── SUPPLIED INFORMATION ──

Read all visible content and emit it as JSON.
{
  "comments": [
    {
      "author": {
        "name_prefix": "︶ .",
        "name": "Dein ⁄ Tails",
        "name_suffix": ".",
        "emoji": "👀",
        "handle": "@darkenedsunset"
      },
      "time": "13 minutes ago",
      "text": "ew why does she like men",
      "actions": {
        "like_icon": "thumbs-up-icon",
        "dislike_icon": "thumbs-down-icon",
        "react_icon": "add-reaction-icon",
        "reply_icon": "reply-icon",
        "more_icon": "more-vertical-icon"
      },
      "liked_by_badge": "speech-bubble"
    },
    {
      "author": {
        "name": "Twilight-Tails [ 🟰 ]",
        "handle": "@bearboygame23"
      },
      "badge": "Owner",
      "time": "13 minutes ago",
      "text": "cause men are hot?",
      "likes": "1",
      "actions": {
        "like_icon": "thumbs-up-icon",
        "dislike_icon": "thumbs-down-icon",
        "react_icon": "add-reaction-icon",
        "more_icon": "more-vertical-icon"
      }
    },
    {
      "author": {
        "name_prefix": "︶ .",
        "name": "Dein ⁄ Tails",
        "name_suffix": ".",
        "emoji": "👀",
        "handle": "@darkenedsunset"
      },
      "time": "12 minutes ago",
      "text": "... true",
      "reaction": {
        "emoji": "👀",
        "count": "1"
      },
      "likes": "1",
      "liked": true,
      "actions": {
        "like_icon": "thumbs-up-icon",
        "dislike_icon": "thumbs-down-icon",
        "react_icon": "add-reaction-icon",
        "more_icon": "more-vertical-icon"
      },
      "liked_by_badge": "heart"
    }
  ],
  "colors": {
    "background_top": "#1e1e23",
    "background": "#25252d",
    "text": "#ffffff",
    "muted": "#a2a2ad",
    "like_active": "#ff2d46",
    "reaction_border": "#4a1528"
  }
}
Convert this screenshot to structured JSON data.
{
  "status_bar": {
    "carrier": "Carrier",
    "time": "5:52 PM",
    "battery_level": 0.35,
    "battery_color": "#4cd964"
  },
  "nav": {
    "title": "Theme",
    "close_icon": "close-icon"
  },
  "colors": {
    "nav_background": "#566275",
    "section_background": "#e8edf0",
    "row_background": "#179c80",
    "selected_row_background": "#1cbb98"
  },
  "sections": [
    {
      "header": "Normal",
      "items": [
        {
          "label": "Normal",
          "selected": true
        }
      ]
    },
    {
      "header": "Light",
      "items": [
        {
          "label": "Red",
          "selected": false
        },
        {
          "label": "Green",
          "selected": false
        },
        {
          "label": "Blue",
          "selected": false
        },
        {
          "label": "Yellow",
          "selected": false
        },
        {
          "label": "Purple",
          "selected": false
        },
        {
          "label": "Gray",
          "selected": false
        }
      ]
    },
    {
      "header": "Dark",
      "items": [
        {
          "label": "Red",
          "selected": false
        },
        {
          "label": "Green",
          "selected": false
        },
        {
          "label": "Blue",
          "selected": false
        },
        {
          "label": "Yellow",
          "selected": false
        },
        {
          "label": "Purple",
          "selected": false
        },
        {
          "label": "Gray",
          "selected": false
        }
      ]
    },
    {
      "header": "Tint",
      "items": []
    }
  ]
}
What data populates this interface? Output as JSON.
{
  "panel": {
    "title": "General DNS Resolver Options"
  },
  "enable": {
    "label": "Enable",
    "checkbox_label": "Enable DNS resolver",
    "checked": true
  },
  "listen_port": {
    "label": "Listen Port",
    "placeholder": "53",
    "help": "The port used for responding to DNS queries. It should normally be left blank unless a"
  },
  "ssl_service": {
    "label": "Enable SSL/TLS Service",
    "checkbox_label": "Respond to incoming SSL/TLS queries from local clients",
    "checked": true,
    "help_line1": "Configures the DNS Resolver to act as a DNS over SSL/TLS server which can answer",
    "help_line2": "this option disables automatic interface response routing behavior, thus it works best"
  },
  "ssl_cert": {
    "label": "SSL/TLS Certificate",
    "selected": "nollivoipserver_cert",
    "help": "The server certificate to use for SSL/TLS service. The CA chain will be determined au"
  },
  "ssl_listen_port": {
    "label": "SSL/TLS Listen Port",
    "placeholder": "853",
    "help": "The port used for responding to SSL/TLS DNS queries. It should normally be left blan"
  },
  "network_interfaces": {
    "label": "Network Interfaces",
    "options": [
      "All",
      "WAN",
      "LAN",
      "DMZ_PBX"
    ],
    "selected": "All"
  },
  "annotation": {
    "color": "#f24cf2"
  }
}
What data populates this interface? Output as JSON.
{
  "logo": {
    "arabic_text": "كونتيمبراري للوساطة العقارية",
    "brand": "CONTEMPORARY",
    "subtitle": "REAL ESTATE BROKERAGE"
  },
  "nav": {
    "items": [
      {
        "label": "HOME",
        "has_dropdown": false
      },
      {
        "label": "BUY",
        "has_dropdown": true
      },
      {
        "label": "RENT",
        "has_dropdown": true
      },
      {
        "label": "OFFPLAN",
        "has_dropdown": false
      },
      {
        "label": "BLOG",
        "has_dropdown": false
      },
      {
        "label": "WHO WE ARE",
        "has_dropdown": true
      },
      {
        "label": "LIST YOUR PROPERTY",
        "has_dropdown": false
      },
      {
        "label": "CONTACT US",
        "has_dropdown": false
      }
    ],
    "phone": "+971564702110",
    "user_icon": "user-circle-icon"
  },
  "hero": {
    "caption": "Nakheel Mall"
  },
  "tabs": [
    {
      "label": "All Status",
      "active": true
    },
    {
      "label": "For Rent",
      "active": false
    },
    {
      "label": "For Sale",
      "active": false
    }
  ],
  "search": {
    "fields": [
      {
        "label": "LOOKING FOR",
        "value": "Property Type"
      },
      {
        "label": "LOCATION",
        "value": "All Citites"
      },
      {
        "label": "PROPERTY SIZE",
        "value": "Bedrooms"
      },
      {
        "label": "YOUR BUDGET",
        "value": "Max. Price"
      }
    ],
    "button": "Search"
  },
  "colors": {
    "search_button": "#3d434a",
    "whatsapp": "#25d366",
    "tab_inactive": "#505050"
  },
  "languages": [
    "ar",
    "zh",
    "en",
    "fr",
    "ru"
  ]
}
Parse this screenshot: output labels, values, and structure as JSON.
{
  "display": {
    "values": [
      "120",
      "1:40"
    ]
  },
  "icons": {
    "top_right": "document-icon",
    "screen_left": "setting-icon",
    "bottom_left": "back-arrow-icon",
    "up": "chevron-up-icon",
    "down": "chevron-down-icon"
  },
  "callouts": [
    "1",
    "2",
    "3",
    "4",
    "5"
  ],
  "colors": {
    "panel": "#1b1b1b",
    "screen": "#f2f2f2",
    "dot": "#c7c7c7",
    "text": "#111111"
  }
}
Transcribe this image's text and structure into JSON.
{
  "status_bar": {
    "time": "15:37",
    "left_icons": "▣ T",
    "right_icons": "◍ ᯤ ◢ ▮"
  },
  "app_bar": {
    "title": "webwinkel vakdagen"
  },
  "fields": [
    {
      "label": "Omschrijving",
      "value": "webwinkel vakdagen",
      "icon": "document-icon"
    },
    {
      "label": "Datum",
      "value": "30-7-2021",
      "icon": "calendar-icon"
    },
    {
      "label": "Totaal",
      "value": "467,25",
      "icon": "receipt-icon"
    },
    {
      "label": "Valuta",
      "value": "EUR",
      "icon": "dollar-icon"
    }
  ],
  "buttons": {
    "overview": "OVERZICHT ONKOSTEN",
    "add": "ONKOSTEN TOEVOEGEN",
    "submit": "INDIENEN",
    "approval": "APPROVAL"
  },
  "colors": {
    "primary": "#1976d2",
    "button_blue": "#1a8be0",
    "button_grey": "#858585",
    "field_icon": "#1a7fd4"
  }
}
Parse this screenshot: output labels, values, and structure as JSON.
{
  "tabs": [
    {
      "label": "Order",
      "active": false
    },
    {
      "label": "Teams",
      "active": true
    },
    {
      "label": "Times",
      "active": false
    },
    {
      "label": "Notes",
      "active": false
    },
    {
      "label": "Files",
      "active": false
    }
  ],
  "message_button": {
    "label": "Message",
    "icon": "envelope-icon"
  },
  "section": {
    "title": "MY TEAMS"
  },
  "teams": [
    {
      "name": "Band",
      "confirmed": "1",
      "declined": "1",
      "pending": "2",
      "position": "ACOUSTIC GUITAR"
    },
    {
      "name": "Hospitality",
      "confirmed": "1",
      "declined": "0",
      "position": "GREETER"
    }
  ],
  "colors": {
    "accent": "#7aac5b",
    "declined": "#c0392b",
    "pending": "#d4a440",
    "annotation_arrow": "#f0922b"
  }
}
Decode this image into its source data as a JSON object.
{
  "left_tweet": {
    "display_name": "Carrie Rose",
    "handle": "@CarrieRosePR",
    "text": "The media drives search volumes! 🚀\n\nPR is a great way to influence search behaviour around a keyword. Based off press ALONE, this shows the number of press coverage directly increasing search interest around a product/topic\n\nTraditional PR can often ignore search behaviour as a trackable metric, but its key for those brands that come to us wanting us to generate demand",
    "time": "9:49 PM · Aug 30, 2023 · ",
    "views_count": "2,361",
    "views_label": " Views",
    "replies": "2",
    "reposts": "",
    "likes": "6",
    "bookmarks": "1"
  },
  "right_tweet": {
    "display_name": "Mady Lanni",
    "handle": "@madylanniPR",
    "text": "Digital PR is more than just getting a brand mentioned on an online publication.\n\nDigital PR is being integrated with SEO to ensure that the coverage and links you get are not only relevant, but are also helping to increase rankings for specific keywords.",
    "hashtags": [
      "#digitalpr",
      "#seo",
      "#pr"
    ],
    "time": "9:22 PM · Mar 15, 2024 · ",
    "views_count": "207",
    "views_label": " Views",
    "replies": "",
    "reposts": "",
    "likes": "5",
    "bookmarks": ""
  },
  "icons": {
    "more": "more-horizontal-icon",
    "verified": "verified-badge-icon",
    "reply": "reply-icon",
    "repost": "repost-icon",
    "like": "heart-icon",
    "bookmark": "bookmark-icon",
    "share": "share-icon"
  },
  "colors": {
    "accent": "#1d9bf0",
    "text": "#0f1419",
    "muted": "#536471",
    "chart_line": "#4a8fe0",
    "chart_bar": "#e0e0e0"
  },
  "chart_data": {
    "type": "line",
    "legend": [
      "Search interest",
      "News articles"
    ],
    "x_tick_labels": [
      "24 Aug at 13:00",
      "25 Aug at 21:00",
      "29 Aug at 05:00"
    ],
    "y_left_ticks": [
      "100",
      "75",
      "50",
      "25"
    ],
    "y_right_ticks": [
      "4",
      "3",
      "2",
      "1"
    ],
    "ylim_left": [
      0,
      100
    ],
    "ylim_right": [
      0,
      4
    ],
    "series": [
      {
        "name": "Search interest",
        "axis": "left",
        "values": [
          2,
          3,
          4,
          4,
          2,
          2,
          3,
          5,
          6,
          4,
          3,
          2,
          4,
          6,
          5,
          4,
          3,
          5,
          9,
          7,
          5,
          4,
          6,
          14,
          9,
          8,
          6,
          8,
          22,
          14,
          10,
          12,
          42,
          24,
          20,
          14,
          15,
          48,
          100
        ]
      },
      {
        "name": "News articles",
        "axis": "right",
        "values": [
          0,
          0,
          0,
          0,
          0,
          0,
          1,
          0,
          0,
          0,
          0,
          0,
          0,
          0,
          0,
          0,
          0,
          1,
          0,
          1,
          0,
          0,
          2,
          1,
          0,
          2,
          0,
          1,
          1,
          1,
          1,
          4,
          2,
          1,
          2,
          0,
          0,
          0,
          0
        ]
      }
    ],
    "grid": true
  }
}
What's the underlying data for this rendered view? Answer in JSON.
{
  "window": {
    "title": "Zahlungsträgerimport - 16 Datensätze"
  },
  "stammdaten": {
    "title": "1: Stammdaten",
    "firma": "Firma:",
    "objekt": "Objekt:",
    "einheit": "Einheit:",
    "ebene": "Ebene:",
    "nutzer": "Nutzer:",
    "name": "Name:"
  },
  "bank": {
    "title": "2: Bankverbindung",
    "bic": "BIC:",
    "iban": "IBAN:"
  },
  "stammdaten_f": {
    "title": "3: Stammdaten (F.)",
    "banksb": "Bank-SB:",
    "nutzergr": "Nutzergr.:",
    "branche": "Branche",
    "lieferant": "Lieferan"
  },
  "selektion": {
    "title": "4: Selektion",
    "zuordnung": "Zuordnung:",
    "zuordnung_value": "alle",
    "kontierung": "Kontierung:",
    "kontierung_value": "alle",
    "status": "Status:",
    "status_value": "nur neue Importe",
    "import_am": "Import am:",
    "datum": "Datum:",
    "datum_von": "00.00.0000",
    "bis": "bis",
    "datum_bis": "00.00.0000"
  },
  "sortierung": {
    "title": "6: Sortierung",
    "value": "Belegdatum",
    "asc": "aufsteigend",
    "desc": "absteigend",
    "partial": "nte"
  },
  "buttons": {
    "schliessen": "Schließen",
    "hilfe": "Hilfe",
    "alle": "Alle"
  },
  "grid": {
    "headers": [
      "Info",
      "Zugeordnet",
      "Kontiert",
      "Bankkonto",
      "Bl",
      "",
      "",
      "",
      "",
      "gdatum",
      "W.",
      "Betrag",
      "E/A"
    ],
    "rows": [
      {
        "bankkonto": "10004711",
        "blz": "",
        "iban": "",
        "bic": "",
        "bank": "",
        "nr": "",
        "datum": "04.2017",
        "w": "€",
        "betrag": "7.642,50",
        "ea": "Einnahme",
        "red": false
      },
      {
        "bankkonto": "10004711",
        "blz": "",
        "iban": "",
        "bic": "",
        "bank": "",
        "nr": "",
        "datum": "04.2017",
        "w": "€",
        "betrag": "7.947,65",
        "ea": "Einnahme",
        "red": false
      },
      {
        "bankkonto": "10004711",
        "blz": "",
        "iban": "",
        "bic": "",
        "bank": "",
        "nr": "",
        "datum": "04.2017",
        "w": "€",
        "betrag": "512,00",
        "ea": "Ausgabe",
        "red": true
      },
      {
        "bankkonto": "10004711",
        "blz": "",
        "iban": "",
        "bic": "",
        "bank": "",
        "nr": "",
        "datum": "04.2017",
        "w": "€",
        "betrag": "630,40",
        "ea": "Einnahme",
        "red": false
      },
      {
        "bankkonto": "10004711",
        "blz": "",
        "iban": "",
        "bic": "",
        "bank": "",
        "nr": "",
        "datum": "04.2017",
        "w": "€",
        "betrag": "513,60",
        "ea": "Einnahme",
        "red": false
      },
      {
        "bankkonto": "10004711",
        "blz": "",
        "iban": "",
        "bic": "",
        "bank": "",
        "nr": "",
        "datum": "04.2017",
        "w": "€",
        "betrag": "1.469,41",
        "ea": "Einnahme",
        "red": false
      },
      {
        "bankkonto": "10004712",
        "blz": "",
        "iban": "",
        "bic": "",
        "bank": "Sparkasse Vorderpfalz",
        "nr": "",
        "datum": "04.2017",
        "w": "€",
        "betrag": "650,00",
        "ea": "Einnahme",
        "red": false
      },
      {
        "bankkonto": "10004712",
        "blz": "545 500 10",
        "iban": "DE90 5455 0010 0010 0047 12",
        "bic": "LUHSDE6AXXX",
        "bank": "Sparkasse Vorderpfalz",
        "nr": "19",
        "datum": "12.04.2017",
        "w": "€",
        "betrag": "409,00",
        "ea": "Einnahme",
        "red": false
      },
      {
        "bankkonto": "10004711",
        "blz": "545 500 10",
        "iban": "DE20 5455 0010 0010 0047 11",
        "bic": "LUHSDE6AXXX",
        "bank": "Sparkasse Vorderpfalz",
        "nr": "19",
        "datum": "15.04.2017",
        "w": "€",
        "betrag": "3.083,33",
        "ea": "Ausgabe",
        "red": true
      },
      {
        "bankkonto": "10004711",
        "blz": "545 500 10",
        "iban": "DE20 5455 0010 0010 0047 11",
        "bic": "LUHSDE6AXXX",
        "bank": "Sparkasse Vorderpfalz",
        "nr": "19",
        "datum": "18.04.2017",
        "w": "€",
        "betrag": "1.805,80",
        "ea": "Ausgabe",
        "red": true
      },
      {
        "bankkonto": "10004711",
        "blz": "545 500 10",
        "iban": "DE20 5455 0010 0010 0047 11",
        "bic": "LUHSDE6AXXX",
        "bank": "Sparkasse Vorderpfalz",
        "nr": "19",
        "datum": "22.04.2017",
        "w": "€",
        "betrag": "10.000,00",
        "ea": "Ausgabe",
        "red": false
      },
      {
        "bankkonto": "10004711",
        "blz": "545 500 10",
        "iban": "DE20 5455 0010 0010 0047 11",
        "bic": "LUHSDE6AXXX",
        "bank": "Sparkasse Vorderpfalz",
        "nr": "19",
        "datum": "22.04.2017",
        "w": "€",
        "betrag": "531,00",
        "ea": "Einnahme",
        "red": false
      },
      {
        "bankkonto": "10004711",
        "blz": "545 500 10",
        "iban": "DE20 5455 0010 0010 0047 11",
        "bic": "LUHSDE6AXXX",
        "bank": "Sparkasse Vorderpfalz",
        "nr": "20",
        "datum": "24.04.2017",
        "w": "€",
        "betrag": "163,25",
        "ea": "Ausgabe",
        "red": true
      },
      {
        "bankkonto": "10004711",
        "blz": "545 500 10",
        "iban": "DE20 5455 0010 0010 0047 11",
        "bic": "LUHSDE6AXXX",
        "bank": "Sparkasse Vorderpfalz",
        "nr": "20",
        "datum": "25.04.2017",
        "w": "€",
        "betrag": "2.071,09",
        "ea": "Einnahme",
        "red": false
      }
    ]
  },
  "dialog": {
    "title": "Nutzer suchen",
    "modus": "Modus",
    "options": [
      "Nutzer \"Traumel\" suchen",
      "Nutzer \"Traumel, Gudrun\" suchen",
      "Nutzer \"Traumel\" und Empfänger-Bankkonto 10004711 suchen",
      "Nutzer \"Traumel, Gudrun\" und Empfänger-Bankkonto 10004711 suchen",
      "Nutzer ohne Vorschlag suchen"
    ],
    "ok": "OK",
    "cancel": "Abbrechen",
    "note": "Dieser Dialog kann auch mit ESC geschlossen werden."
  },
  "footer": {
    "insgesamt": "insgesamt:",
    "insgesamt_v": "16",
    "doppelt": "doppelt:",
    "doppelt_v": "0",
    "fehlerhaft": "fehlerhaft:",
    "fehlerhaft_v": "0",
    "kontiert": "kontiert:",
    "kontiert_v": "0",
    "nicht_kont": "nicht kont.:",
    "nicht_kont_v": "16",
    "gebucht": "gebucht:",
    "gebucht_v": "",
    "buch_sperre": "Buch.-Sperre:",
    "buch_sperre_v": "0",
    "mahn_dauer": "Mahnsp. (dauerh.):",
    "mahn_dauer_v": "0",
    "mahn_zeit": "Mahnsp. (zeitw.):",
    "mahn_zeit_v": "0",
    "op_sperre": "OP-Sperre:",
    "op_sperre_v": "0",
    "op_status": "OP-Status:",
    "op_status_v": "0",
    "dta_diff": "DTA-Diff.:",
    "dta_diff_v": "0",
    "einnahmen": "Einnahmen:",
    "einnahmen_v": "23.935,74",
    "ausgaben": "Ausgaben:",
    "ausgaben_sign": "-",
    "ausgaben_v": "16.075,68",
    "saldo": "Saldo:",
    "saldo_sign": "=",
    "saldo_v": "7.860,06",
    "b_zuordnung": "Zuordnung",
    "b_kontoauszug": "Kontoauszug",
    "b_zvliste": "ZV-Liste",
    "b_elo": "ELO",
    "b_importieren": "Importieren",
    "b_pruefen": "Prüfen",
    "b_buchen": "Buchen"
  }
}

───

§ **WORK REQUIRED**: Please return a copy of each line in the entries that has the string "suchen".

§ **EXERCISE RESULT**:
    "title": "Nutzer suchen",
      "Nutzer \"Traumel\" suchen",
      "Nutzer \"Traumel, Gudrun\" suchen",
      "Nutzer \"Traumel\" und Empfänger-Bankkonto 10004711 suchen",
      "Nutzer \"Traumel, Gudrun\" und Empfänger-Bankkonto 10004711 suchen",
      "Nutzer ohne Vorschlag suchen"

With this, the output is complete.